**ACTIVITY**: Each line below must be printed again exactly.

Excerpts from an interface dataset
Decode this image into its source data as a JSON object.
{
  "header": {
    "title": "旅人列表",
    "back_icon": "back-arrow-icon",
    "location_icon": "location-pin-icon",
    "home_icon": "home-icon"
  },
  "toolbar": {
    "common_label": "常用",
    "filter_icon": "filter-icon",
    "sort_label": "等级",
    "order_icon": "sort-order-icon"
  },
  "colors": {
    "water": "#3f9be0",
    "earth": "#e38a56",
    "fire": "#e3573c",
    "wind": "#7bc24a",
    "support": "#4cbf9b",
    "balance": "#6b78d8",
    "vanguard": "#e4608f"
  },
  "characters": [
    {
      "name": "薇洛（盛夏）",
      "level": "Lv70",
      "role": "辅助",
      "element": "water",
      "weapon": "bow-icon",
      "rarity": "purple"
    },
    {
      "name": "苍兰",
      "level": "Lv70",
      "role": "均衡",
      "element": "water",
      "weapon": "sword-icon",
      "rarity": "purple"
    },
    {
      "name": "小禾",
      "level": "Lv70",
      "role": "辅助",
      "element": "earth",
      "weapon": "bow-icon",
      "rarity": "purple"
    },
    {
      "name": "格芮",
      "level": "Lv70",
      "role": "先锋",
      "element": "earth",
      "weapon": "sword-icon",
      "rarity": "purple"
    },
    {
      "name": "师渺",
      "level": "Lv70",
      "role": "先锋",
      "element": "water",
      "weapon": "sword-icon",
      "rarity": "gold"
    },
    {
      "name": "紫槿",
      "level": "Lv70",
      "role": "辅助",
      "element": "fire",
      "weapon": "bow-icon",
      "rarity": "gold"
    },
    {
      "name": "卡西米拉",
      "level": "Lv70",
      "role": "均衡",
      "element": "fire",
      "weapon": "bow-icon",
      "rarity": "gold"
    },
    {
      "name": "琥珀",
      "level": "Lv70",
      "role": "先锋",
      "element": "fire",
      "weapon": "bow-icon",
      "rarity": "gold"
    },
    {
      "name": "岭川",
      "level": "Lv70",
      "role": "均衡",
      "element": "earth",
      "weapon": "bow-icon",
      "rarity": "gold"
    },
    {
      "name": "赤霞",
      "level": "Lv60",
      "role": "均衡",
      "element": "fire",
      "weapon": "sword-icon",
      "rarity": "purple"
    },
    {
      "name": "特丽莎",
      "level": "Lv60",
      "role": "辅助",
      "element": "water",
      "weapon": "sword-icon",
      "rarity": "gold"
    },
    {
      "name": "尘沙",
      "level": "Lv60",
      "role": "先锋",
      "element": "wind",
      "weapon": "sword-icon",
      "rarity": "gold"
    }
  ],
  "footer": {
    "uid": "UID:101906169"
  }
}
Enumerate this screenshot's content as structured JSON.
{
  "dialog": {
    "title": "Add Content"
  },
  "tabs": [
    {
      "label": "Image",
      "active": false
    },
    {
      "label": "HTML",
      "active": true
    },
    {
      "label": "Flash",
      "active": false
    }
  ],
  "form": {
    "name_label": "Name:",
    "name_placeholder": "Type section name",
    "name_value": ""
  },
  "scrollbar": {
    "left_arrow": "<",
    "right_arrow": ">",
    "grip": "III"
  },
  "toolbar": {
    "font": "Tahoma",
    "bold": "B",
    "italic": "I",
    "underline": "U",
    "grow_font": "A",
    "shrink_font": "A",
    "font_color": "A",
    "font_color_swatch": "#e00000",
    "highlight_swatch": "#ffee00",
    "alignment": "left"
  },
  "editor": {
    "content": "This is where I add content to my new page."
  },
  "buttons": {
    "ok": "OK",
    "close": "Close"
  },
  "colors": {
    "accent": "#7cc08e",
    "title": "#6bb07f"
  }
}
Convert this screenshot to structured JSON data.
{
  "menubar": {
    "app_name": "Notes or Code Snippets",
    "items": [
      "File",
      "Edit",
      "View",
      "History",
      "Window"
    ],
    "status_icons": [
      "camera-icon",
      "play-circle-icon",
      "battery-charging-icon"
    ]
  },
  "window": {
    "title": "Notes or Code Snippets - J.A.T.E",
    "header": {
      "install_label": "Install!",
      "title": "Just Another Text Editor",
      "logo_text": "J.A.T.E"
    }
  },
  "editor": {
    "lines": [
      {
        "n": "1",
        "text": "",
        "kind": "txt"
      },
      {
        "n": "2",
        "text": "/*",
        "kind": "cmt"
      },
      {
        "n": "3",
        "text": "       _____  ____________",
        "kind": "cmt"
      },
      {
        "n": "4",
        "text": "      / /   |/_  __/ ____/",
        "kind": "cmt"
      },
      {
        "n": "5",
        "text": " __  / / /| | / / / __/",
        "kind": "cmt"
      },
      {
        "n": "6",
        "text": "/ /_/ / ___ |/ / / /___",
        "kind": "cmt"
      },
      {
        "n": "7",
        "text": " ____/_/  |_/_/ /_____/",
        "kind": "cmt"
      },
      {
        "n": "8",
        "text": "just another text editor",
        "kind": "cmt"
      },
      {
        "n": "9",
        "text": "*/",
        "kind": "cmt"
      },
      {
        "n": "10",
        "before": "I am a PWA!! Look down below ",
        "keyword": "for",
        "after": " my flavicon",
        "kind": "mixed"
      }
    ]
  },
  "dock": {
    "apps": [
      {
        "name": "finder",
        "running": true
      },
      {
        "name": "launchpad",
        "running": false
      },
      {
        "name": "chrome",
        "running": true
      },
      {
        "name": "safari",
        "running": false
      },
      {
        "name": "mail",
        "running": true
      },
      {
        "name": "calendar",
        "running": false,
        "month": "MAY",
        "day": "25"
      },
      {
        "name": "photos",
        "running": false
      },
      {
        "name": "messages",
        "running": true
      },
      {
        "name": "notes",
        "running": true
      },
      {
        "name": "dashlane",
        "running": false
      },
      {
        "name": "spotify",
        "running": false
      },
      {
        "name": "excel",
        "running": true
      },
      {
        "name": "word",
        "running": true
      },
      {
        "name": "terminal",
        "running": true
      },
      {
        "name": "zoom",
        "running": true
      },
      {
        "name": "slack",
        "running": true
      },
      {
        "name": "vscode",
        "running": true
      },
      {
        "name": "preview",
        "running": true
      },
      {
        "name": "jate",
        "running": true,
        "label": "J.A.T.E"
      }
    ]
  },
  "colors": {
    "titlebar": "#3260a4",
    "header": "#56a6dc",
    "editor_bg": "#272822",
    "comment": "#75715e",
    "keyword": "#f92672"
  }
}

**SOLVED PROBLEM**:
Decode this image into its source data as a JSON object.
{
  "header": {
    "title": "旅人列表",
    "back_icon": "back-arrow-icon",
    "location_icon": "location-pin-icon",
    "home_icon": "home-icon"
  },
  "toolbar": {
    "common_label": "常用",
    "filter_icon": "filter-icon",
    "sort_label": "等级",
    "order_icon": "sort-order-icon"
  },
  "colors": {
    "water": "#3f9be0",
    "earth": "#e38a56",
    "fire": "#e3573c",
    "wind": "#7bc24a",
    "support": "#4cbf9b",
    "balance": "#6b78d8",
    "vanguard": "#e4608f"
  },
  "characters": [
    {
      "name": "薇洛（盛夏）",
      "level": "Lv70",
      "role": "辅助",
      "element": "water",
      "weapon": "bow-icon",
      "rarity": "purple"
    },
    {
      "name": "苍兰",
      "level": "Lv70",
      "role": "均衡",
      "element": "water",
      "weapon": "sword-icon",
      "rarity": "purple"
    },
    {
      "name": "小禾",
      "level": "Lv70",
      "role": "辅助",
      "element": "earth",
      "weapon": "bow-icon",
      "rarity": "purple"
    },
    {
      "name": "格芮",
      "level": "Lv70",
      "role": "先锋",
      "element": "earth",
      "weapon": "sword-icon",
      "rarity": "purple"
    },
    {
      "name": "师渺",
      "level": "Lv70",
      "role": "先锋",
      "element": "water",
      "weapon": "sword-icon",
      "rarity": "gold"
    },
    {
      "name": "紫槿",
      "level": "Lv70",
      "role": "辅助",
      "element": "fire",
      "weapon": "bow-icon",
      "rarity": "gold"
    },
    {
      "name": "卡西米拉",
      "level": "Lv70",
      "role": "均衡",
      "element": "fire",
      "weapon": "bow-icon",
      "rarity": "gold"
    },
    {
      "name": "琥珀",
      "level": "Lv70",
      "role": "先锋",
      "element": "fire",
      "weapon": "bow-icon",
      "rarity": "gold"
    },
    {
      "name": "岭川",
      "level": "Lv70",
      "role": "均衡",
      "element": "earth",
      "weapon": "bow-icon",
      "rarity": "gold"
    },
    {
      "name": "赤霞",
      "level": "Lv60",
      "role": "均衡",
      "element": "fire",
      "weapon": "sword-icon",
      "rarity": "purple"
    },
    {
      "name": "特丽莎",
      "level": "Lv60",
      "role": "辅助",
      "element": "water",
      "weapon": "sword-icon",
      "rarity": "gold"
    },
    {
      "name": "尘沙",
      "level": "Lv60",
      "role": "先锋",
      "element": "wind",
      "weapon": "sword-icon",
      "rarity": "gold"
    }
  ],
  "footer": {
    "uid": "UID:101906169"
  }
}
Enumerate this screenshot's content as structured JSON.
{
  "dialog": {
    "title": "Add Content"
  },
  "tabs": [
    {
      "label": "Image",
      "active": false
    },
    {
      "label": "HTML",
      "active": true
    },
    {
      "label": "Flash",
      "active": false
    }
  ],
  "form": {
    "name_label": "Name:",
    "name_placeholder": "Type section name",
    "name_value": ""
  },
  "scrollbar": {
    "left_arrow": "<",
    "right_arrow": ">",
    "grip": "III"
  },
  "toolbar": {
    "font": "Tahoma",
    "bold": "B",
    "italic": "I",
    "underline": "U",
    "grow_font": "A",
    "shrink_font": "A",
    "font_color": "A",
    "font_color_swatch": "#e00000",
    "highlight_swatch": "#ffee00",
    "alignment": "left"
  },
  "editor": {
    "content": "This is where I add content to my new page."
  },
  "buttons": {
    "ok": "OK",
    "close": "Close"
  },
  "colors": {
    "accent": "#7cc08e",
    "title": "#6bb07f"
  }
}
Convert this screenshot to structured JSON data.
{
  "menubar": {
    "app_name": "Notes or Code Snippets",
    "items": [
      "File",
      "Edit",
      "View",
      "History",
      "Window"
    ],
    "status_icons": [
      "camera-icon",
      "play-circle-icon",
      "battery-charging-icon"
    ]
  },
  "window": {
    "title": "Notes or Code Snippets - J.A.T.E",
    "header": {
      "install_label": "Install!",
      "title": "Just Another Text Editor",
      "logo_text": "J.A.T.E"
    }
  },
  "editor": {
    "lines": [
      {
        "n": "1",
        "text": "",
        "kind": "txt"
      },
      {
        "n": "2",
        "text": "/*",
        "kind": "cmt"
      },
      {
        "n": "3",
        "text": "       _____  ____________",
        "kind": "cmt"
      },
      {
        "n": "4",
        "text": "      / /   |/_  __/ ____/",
        "kind": "cmt"
      },
      {
        "n": "5",
        "text": " __  / / /| | / / / __/",
        "kind": "cmt"
      },
      {
        "n": "6",
        "text": "/ /_/ / ___ |/ / / /___",
        "kind": "cmt"
      },
      {
        "n": "7",
        "text": " ____/_/  |_/_/ /_____/",
        "kind": "cmt"
      },
      {
        "n": "8",
        "text": "just another text editor",
        "kind": "cmt"
      },
      {
        "n": "9",
        "text": "*/",
        "kind": "cmt"
      },
      {
        "n": "10",
        "before": "I am a PWA!! Look down below ",
        "keyword": "for",
        "after": " my flavicon",
        "kind": "mixed"
      }
    ]
  },
  "dock": {
    "apps": [
      {
        "name": "finder",
        "running": true
      },
      {
        "name": "launchpad",
        "running": false
      },
      {
        "name": "chrome",
        "running": true
      },
      {
        "name": "safari",
        "running": false
      },
      {
        "name": "mail",
        "running": true
      },
      {
        "name": "calendar",
        "running": false,
        "month": "MAY",
        "day": "25"
      },
      {
        "name": "photos",
        "running": false
      },
      {
        "name": "messages",
        "running": true
      },
      {
        "name": "notes",
        "running": true
      },
      {
        "name": "dashlane",
        "running": false
      },
      {
        "name": "spotify",
        "running": false
      },
      {
        "name": "excel",
        "running": true
      },
      {
        "name": "word",
        "running": true
      },
      {
        "name": "terminal",
        "running": true
      },
      {
        "name": "zoom",
        "running": true
      },
      {
        "name": "slack",
        "running": true
      },
      {
        "name": "vscode",
        "running": true
      },
      {
        "name": "preview",
        "running": true
      },
      {
        "name": "jate",
        "running": true,
        "label": "J.A.T.E"
      }
    ]
  },
  "colors": {
    "titlebar": "#3260a4",
    "header": "#56a6dc",
    "editor_bg": "#272822",
    "comment": "#75715e",
    "keyword": "#f92672"
  }
}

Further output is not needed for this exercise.